Gleb Finkelstein, Duke University

Supercurrent in the quantum Hall Regime
Wednesday, February 8, 2017 - 12:00pm
125 Hudson Hall

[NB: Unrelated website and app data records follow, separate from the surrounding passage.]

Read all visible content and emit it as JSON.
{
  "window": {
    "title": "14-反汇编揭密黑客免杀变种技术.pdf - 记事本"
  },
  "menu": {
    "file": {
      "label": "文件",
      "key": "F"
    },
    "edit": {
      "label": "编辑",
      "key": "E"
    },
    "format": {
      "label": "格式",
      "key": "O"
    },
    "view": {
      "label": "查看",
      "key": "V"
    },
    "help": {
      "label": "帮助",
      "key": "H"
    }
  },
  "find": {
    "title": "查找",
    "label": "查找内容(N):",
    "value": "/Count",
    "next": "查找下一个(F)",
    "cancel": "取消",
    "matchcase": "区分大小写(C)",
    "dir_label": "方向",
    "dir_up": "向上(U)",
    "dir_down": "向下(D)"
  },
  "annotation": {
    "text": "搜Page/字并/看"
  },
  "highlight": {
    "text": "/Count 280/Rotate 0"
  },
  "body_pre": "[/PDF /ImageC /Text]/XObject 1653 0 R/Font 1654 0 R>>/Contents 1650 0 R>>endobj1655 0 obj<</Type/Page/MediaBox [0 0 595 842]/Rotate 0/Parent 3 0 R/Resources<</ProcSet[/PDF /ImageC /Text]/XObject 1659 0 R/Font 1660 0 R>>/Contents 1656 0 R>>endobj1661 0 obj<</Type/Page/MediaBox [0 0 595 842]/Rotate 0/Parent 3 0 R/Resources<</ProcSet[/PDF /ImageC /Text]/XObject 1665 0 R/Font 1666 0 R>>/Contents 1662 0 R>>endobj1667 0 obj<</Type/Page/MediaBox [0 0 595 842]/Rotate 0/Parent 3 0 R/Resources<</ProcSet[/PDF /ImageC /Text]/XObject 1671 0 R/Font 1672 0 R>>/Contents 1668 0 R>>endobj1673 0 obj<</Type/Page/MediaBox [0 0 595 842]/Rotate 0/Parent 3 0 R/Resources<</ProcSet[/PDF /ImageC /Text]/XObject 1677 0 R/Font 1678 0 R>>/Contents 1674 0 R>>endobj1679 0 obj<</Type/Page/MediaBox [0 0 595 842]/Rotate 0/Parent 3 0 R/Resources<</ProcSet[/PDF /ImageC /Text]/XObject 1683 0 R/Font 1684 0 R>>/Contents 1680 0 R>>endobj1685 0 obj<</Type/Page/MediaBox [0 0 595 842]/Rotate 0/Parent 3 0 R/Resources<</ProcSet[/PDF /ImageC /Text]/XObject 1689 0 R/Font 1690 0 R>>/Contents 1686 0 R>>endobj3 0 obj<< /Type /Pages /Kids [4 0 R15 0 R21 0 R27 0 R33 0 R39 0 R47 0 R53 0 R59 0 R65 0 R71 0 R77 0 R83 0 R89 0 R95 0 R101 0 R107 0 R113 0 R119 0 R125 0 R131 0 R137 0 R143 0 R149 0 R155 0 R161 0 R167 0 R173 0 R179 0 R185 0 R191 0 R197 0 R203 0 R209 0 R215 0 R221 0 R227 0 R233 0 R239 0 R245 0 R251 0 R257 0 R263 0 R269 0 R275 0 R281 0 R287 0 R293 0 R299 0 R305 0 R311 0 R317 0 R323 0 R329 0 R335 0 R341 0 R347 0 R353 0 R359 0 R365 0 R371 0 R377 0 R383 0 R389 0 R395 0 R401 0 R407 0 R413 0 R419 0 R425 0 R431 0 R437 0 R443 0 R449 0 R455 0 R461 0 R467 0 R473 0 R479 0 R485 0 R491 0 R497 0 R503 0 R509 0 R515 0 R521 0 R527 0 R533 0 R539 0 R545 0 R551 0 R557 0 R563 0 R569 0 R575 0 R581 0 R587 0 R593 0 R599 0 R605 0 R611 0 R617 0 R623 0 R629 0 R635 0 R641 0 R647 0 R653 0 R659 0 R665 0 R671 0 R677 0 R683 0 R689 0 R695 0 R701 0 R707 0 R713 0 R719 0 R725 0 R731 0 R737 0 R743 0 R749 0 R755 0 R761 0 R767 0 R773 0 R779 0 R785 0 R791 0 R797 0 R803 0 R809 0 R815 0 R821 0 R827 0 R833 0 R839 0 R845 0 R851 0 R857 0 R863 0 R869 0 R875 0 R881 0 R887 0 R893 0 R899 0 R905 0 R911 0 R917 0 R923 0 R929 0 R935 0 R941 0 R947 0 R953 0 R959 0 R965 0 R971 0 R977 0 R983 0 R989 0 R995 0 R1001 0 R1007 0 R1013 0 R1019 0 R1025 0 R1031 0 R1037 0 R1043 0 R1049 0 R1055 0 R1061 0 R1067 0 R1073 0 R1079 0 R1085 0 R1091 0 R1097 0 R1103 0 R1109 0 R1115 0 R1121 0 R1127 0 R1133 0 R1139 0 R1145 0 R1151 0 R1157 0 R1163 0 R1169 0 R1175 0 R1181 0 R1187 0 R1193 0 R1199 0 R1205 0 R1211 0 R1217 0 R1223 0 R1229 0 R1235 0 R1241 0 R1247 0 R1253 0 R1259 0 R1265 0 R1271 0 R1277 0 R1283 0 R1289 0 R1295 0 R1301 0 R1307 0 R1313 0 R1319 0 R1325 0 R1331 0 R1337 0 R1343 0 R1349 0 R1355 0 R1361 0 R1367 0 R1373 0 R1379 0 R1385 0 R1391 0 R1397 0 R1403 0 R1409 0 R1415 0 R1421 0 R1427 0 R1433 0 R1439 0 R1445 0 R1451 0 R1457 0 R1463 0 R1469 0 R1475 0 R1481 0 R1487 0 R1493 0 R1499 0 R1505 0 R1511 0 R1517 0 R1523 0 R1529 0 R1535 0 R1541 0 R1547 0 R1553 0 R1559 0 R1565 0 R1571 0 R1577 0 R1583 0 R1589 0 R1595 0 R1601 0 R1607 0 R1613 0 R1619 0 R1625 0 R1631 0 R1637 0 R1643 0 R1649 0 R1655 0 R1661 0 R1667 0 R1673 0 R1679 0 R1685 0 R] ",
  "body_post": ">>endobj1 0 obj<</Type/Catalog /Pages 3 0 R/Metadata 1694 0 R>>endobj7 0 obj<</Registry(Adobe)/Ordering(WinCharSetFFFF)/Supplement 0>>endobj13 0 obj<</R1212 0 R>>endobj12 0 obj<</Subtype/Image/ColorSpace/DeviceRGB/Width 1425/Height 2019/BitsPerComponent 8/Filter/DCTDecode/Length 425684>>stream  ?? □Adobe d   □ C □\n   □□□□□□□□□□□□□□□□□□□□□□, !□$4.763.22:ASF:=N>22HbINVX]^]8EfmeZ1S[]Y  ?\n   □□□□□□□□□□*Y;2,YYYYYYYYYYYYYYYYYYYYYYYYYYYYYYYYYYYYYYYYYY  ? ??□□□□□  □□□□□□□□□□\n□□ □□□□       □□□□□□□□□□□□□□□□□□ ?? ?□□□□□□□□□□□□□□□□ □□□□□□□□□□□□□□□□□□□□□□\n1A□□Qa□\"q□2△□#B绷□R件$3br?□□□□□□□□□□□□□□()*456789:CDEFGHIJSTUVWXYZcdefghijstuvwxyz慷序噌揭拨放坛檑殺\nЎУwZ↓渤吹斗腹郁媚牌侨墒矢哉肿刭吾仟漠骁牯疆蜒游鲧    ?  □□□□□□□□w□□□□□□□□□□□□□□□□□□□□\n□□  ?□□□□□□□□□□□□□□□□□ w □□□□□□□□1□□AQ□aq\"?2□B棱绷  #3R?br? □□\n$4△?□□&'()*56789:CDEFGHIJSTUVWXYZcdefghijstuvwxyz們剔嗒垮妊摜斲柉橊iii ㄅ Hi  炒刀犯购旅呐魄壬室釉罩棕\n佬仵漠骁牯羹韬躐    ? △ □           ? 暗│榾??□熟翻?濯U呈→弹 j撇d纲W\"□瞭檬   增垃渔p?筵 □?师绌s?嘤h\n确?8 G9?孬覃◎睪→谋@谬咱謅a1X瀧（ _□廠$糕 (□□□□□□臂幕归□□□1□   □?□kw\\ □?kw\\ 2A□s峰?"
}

Superconductivity and the quantum Hall effect are some of the most studied phenomena in condensed matter physics, both accounting for several Nobel prizes. The more familiar of these phenomena – the superconductivity – results in vanishing electron resistance, and has its roots in the Cooper pairing of electrons. The quantum Hall effect is observed in quasi-two dimensional electron systems subject to high magnetic fields, and results in precise quantization of electrical resistance to better than one part in a billion. Combining superconductivity and the QH effect is predicted to be a promising route for creating novel “topological” quantum states of matter. However, over the years attempts to induce superconductivity in the QH regime remained largely unsuccessful. Recently, Finkelstein's group demonstrated the existence of supercurrent in a QH regime in graphene (single atomic monolayer of graphite). The team was working with ultra-clean graphene encapsulated between layers of hexagonal boron nitride (BN) and contacted by MoRe alloy superconductor. Upon application of magnetic fields of a few Tesla, supercurrent was observed on top of the conventional QH features. This current, about ten thousand times smaller than measured at zero magnetic field, only existed at very small temperatures of tens of milliKelvin. Furthermore, it was found to be highly periodic in magnetic field, with the periodicity corresponding to the magnetic flux threaded through the graphene area. These observations were interpreted the first observation of supercurrent induced in the quantum Hall state.